Marking Rivet Locations


Laying out rivet patterns can take a lot of time, especially when the drawings specify distances from a leading edge or other reference mark, and the distances are not whole numbers. If you have to lay out a number of rivet holes on identical items, it is easy to make a measurement mistake if you go back to the drawing for each one. Fortunately, wing and tail ribs on a constant chord surface usually have the same pattern across the span, so you can use a little mass production to help you out.

I use some thin scrap aluminum cut into one-inch strips, with the edge made straight on a belt sander. Lay this against the full-size drawing and mark the rivet locations with a Sharpie. Be sure to include a “zero” point for an easy-to-find reference point, like the leading edge of the sheet. Label the template to make sure that if there is a difference between upper and lower surfaces, you don’t get things reversed-then move to your wing or tail skin and transfer the marks quickly and consistently.

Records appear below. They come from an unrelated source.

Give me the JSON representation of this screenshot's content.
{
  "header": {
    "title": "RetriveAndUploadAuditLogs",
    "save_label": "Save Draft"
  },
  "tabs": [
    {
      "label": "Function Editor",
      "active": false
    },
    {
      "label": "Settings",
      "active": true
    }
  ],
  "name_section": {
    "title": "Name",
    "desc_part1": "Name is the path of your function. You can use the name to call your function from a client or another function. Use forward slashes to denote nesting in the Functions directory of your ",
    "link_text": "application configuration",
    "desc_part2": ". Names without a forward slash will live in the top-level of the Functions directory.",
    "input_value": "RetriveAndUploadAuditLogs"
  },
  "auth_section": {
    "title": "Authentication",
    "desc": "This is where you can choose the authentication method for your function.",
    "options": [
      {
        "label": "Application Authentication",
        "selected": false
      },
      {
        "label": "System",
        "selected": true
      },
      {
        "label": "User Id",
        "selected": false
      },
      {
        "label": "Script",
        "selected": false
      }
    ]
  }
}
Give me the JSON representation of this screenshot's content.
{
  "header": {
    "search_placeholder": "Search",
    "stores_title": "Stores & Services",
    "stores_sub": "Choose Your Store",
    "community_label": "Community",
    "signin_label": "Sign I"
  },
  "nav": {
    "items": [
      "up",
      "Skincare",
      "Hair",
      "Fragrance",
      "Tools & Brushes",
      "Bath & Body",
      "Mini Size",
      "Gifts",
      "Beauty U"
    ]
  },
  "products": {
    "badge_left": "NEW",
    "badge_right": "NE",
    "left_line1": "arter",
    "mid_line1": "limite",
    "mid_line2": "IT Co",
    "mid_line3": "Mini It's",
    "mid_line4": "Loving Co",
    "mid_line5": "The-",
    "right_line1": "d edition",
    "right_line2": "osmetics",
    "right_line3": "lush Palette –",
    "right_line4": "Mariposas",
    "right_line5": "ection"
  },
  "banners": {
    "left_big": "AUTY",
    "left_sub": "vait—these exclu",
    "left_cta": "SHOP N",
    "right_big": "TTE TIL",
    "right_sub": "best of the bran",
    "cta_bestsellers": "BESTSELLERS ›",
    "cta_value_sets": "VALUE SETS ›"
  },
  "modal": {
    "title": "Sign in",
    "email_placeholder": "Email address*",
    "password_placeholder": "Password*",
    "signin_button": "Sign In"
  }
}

The best thing about using a Sharpie on aluminum is that when you are finished, you can erase it all with some acetone and reuse the blank for your next marking project.

Lay a thin scrap of aluminum against a full-size drawing and mark the rivet locations with a Sharpie. Be sure to include a “zero” point for an easy-to-find reference point.

Previous articleDynon Avionics and ForeFlight add Wireless Mobile Device Connectivity to SkyView System
Next articleSonex Aircraft Delivers First SubSonex Kit
Paul Dye
Paul Dye, KITPLANES® Editor at Large, retired as a Lead Flight Director for NASA’s Human Space Flight program, with 40 years of aerospace experience on everything from Cubs to the Space Shuttle. An avid homebuilder, he began flying and working on airplanes as a teen and has experience with a wide range of construction techniques and materials. He flies an RV-8 and SubSonex jet that he built, an RV-3 that he built with his pilot wife, as well as a Dream Tundra and an electric Xenos motorglider they completed. Currently, they are building an F1 Rocket. A commercially licensed pilot, he has logged over 6000 hours in many different types of aircraft and is an A&P, FAA DAR, EAA Tech Counselor and Flight Advisor; he was formerly a member of the Homebuilder’s Council. He consults and collaborates in aerospace operations and flight-testing projects across the country.


Please enter your comment!
Please enter your name here

This site uses Akismet to reduce spam. Learn how your comment data is processed.